Yes. It is a great use of a ULG to study a language not currently taught at Northwestern. We also recognize that formal programs in smaller languages may be more difficult to find. The Review Committee will remain open to smaller programs as long as the language work is intensive and rigorous. It will be your responsibility to make that case in your application.
Not necessarily. If you're interested in receiving academic credit at Northwestern from a Non-NU Summer Program, review this section of the Study Abroad Office's website. Study Abroad Advisers are happy to review the application and credit transfer processes with you.

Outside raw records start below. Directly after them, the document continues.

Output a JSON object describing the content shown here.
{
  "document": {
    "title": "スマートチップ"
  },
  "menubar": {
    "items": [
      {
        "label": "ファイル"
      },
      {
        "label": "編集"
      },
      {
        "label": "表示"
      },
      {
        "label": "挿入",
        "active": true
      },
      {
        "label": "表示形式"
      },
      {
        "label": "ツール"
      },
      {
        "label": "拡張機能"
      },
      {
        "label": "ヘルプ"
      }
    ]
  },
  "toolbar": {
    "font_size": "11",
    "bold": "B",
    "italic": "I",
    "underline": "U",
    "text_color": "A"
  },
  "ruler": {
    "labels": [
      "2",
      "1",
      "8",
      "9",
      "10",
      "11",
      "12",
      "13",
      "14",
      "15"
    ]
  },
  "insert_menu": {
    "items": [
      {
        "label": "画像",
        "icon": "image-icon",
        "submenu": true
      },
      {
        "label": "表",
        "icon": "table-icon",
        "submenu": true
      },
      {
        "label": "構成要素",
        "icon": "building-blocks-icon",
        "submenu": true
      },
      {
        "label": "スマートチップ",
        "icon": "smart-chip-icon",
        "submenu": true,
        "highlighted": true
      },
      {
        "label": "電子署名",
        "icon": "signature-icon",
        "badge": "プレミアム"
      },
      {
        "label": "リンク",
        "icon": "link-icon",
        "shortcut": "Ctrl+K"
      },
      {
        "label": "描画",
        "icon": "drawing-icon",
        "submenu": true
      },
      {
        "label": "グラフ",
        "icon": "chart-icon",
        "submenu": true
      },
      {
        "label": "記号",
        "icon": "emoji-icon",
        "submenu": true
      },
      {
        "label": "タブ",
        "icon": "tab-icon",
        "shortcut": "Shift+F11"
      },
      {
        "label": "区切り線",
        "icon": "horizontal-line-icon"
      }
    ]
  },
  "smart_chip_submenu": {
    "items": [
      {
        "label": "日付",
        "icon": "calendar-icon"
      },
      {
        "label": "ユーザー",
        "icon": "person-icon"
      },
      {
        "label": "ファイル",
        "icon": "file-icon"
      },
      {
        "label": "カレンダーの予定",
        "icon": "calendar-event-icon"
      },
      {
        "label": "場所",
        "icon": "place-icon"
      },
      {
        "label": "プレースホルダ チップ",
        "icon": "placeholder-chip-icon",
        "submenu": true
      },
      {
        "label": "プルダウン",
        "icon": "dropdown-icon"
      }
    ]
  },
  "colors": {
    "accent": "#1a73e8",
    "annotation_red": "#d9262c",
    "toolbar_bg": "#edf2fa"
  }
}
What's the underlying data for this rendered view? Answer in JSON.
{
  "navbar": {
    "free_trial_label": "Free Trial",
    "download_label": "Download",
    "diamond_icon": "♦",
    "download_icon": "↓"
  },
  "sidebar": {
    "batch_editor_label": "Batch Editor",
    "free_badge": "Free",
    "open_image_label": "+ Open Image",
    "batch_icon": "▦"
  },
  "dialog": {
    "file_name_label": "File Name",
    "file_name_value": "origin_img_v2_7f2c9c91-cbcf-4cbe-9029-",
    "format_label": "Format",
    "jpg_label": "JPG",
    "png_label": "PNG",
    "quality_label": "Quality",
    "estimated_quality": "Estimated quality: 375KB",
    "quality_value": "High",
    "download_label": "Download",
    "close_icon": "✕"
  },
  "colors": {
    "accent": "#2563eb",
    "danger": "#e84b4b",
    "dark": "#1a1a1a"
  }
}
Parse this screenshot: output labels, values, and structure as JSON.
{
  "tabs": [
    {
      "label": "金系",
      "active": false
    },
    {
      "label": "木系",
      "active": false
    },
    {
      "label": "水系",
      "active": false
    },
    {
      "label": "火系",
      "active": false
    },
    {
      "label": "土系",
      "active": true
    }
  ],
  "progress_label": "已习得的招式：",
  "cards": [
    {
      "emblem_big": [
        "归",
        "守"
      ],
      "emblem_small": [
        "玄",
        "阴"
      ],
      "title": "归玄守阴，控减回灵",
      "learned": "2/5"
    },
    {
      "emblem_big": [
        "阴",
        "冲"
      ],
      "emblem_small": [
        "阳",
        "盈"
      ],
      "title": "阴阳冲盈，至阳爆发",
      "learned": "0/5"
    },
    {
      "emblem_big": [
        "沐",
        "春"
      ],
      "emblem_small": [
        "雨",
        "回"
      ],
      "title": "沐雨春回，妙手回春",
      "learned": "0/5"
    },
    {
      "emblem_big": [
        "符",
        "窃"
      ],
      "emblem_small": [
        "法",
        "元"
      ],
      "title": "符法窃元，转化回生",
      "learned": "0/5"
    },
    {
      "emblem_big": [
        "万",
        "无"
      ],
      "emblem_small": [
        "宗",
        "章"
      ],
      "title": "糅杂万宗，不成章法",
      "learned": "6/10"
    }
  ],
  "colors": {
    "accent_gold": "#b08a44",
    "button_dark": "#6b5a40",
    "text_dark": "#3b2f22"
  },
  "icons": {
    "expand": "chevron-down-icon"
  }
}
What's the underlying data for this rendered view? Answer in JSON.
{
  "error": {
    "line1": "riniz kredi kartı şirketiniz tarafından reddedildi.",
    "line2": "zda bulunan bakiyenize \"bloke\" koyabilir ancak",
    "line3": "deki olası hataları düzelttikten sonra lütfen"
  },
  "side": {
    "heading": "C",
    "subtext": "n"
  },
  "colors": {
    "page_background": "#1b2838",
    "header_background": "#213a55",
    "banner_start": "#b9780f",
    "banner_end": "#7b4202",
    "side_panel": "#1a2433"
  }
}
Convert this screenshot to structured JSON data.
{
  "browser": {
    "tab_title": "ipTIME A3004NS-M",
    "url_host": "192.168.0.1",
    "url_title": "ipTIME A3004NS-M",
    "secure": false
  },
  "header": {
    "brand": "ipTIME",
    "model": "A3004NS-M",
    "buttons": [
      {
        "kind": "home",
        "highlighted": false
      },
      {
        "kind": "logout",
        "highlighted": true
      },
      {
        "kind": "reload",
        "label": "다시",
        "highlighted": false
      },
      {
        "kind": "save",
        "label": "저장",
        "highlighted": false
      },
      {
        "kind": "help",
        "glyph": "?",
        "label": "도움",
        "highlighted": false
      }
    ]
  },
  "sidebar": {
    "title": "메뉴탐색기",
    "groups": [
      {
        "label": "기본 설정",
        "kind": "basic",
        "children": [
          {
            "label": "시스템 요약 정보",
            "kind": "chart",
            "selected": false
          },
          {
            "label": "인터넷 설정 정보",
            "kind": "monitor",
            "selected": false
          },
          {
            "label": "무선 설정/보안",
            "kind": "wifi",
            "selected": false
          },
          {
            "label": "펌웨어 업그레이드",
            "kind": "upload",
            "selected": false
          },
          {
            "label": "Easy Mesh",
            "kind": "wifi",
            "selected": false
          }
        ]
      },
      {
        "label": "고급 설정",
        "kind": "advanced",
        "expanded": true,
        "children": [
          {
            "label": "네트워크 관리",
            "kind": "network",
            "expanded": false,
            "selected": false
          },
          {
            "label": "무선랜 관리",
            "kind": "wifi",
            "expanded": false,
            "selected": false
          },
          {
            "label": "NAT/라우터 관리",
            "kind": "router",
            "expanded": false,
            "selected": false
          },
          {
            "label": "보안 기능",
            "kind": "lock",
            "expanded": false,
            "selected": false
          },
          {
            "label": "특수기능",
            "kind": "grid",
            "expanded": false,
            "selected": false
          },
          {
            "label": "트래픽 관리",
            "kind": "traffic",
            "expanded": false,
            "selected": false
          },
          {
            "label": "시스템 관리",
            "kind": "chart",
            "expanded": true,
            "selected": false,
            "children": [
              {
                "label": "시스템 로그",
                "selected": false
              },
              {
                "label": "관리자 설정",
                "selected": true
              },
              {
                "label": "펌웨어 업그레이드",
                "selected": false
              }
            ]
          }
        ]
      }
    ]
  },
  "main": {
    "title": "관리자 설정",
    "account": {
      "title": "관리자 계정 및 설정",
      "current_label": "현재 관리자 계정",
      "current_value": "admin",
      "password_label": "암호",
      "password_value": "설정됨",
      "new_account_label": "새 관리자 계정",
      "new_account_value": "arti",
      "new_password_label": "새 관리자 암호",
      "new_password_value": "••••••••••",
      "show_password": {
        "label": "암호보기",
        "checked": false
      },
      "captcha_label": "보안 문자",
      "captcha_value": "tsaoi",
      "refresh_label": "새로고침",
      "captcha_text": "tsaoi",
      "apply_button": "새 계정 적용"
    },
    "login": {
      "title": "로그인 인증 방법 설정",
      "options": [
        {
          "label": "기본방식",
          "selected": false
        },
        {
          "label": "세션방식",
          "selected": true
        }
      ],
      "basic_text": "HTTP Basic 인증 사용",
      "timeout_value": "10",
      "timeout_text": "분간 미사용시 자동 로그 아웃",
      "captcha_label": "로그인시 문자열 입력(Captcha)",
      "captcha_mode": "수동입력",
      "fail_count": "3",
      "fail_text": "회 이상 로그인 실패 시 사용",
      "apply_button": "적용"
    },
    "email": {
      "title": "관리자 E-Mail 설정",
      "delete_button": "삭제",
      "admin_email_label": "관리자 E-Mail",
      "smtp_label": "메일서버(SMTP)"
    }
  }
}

If you have already received an ULG and are unable to obtain approval for an exception from the Study Abroad Risk Assessment Committee, we will work with you to locate another program where you can pursue your language study.
Normally, you should ask a language teacher who knows your work well and an advisor/mentor who has a sense of your overall goals.
Yes. Your second endorsement, however, must come from a faculty member.
Yes. You may use faculty members from outside Northwestern. Contact the ULG Advisor (email@example.com) for details, as outside people will need to obtain net ids to access the online application system.
We want you to consider all expenses involved in such programs, and not merely tuition/fees. This way you can make an informed decision about your ability to finance the experience. The maximum ULG will fund is 75% of your total budgeted expenses up to $5,000.
Yes. The costs of these types of programs are often significantly more than the support that we can offer. We encourage you to pursue additional support, including from departments/programs and other outside sources.
Certainly. Contact one of the ULG Advisors (firstname.lastname@example.org) to set up a meeting to discuss your ideas/application draft.
The Review Committee wants to know that your program is top-notch and that pursuing this study will help you significantly in some way.Take advantage of our proposal writing guide.
Initial grant recipients will be contacted within 4-6 weeks of the grant deadline. The Review Committee will also approve a ranked waiting list. Grant recipients will have a month to accept or decline the award (often depending on their acceptance to the program involved), and people on the waiting list will be notified as soon as either a slot becomes available or the final recipients have accepted the award.